• TASK INPUT:
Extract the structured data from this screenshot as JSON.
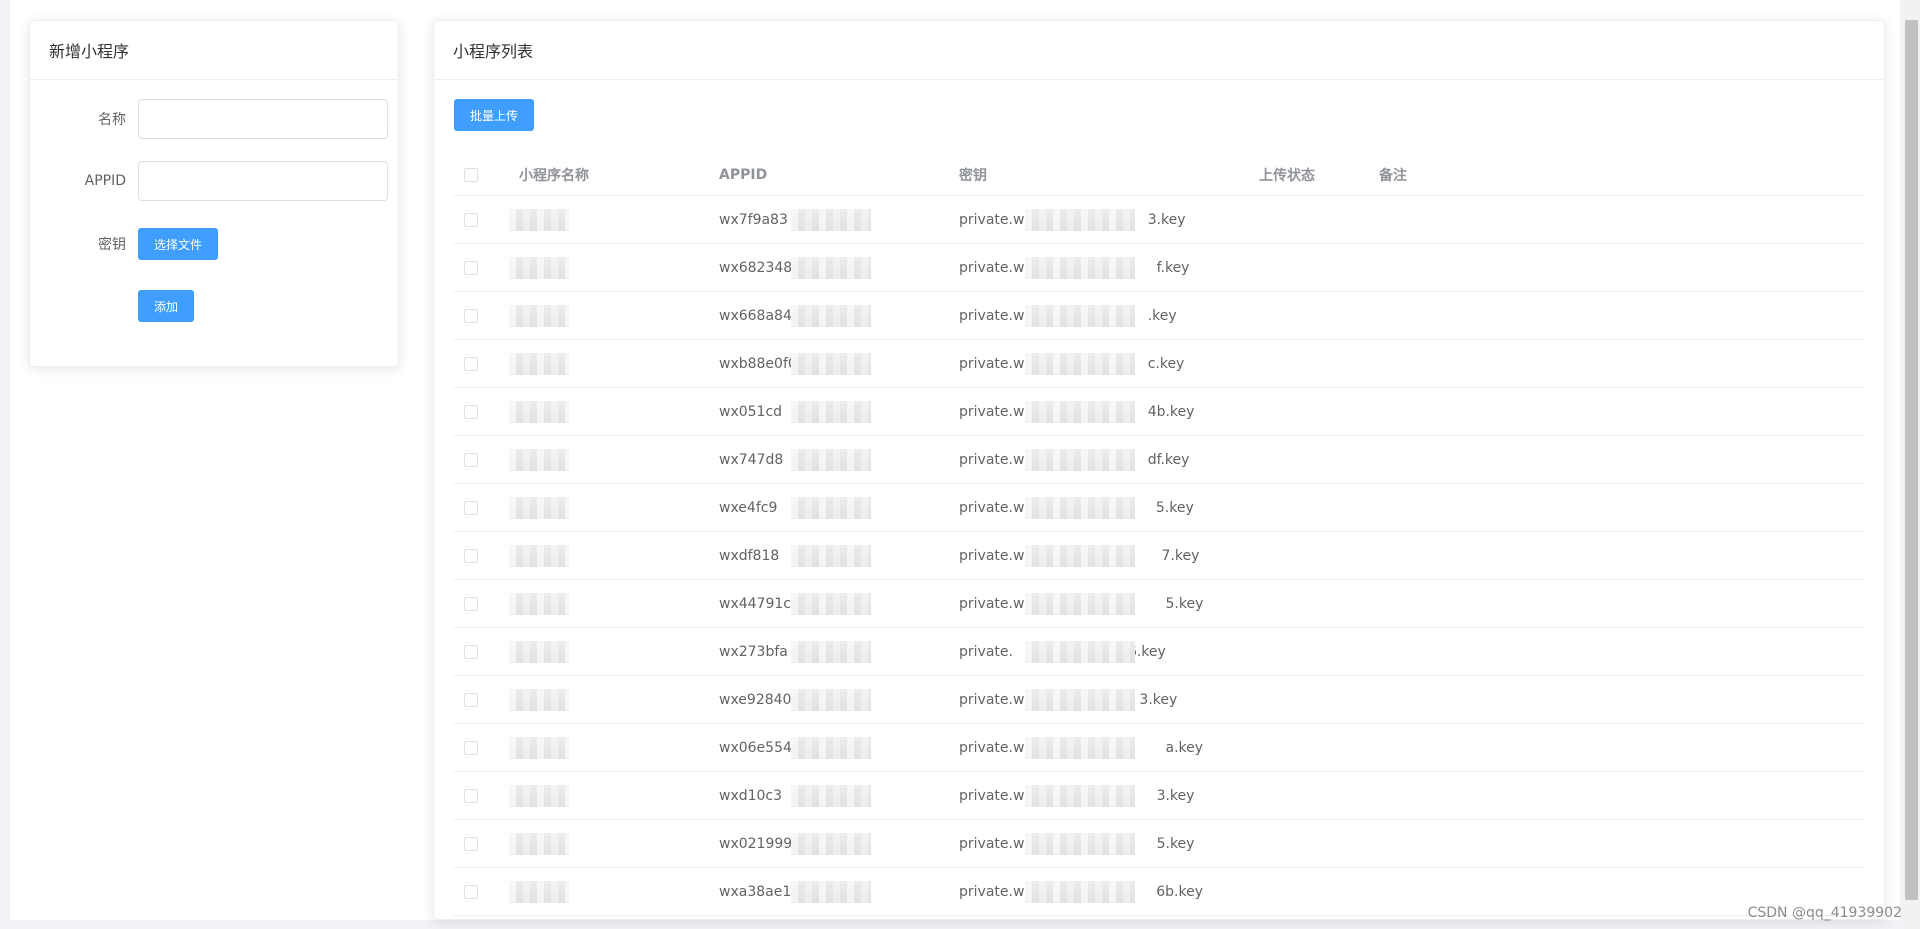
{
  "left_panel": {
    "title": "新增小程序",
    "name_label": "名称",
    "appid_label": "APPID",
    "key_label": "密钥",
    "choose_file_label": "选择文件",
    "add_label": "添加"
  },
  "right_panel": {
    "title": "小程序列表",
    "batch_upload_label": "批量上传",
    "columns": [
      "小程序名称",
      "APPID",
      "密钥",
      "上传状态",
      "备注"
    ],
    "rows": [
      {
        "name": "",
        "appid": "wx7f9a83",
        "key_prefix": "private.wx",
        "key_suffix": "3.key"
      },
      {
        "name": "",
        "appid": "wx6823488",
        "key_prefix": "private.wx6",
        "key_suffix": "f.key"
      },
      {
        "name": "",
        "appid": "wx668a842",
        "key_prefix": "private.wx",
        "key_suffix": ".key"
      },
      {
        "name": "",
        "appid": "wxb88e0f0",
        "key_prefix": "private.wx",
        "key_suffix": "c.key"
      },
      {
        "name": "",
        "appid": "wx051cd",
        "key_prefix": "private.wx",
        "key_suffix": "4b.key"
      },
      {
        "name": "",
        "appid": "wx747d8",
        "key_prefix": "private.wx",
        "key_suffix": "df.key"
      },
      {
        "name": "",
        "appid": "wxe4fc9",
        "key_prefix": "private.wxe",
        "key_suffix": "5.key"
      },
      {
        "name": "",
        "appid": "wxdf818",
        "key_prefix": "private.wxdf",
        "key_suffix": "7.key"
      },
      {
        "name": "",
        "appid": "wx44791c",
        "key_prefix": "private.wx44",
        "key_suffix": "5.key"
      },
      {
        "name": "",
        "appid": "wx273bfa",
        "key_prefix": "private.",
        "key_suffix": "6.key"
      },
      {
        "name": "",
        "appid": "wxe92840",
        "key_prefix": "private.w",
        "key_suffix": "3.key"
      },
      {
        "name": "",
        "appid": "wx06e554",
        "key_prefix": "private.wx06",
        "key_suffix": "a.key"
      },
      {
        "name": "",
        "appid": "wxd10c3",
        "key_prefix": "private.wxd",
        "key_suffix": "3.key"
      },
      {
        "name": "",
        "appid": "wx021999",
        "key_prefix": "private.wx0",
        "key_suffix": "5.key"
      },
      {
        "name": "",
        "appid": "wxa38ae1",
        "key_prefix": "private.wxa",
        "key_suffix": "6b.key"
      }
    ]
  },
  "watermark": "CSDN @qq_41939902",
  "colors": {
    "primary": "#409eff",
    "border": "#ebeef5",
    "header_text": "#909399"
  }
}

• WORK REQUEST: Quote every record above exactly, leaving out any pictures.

• RESULT:
Extract the structured data from this screenshot as JSON.
{
  "left_panel": {
    "title": "新增小程序",
    "name_label": "名称",
    "appid_label": "APPID",
    "key_label": "密钥",
    "choose_file_label": "选择文件",
    "add_label": "添加"
  },
  "right_panel": {
    "title": "小程序列表",
    "batch_upload_label": "批量上传",
    "columns": [
      "小程序名称",
      "APPID",
      "密钥",
      "上传状态",
      "备注"
    ],
    "rows": [
      {
        "name": "",
        "appid": "wx7f9a83",
        "key_prefix": "private.wx",
        "key_suffix": "3.key"
      },
      {
        "name": "",
        "appid": "wx6823488",
        "key_prefix": "private.wx6",
        "key_suffix": "f.key"
      },
      {
        "name": "",
        "appid": "wx668a842",
        "key_prefix": "private.wx",
        "key_suffix": ".key"
      },
      {
        "name": "",
        "appid": "wxb88e0f0",
        "key_prefix": "private.wx",
        "key_suffix": "c.key"
      },
      {
        "name": "",
        "appid": "wx051cd",
        "key_prefix": "private.wx",
        "key_suffix": "4b.key"
      },
      {
        "name": "",
        "appid": "wx747d8",
        "key_prefix": "private.wx",
        "key_suffix": "df.key"
      },
      {
        "name": "",
        "appid": "wxe4fc9",
        "key_prefix": "private.wxe",
        "key_suffix": "5.key"
      },
      {
        "name": "",
        "appid": "wxdf818",
        "key_prefix": "private.wxdf",
        "key_suffix": "7.key"
      },
      {
        "name": "",
        "appid": "wx44791c",
        "key_prefix": "private.wx44",
        "key_suffix": "5.key"
      },
      {
        "name": "",
        "appid": "wx273bfa",
        "key_prefix": "private.",
        "key_suffix": "6.key"
      },
      {
        "name": "",
        "appid": "wxe92840",
        "key_prefix": "private.w",
        "key_suffix": "3.key"
      },
      {
        "name": "",
        "appid": "wx06e554",
        "key_prefix": "private.wx06",
        "key_suffix": "a.key"
      },
      {
        "name": "",
        "appid": "wxd10c3",
        "key_prefix": "private.wxd",
        "key_suffix": "3.key"
      },
      {
        "name": "",
        "appid": "wx021999",
        "key_prefix": "private.wx0",
        "key_suffix": "5.key"
      },
      {
        "name": "",
        "appid": "wxa38ae1",
        "key_prefix": "private.wxa",
        "key_suffix": "6b.key"
      }
    ]
  },
  "watermark": "CSDN @qq_41939902",
  "colors": {
    "primary": "#409eff",
    "border": "#ebeef5",
    "header_text": "#909399"
  }
}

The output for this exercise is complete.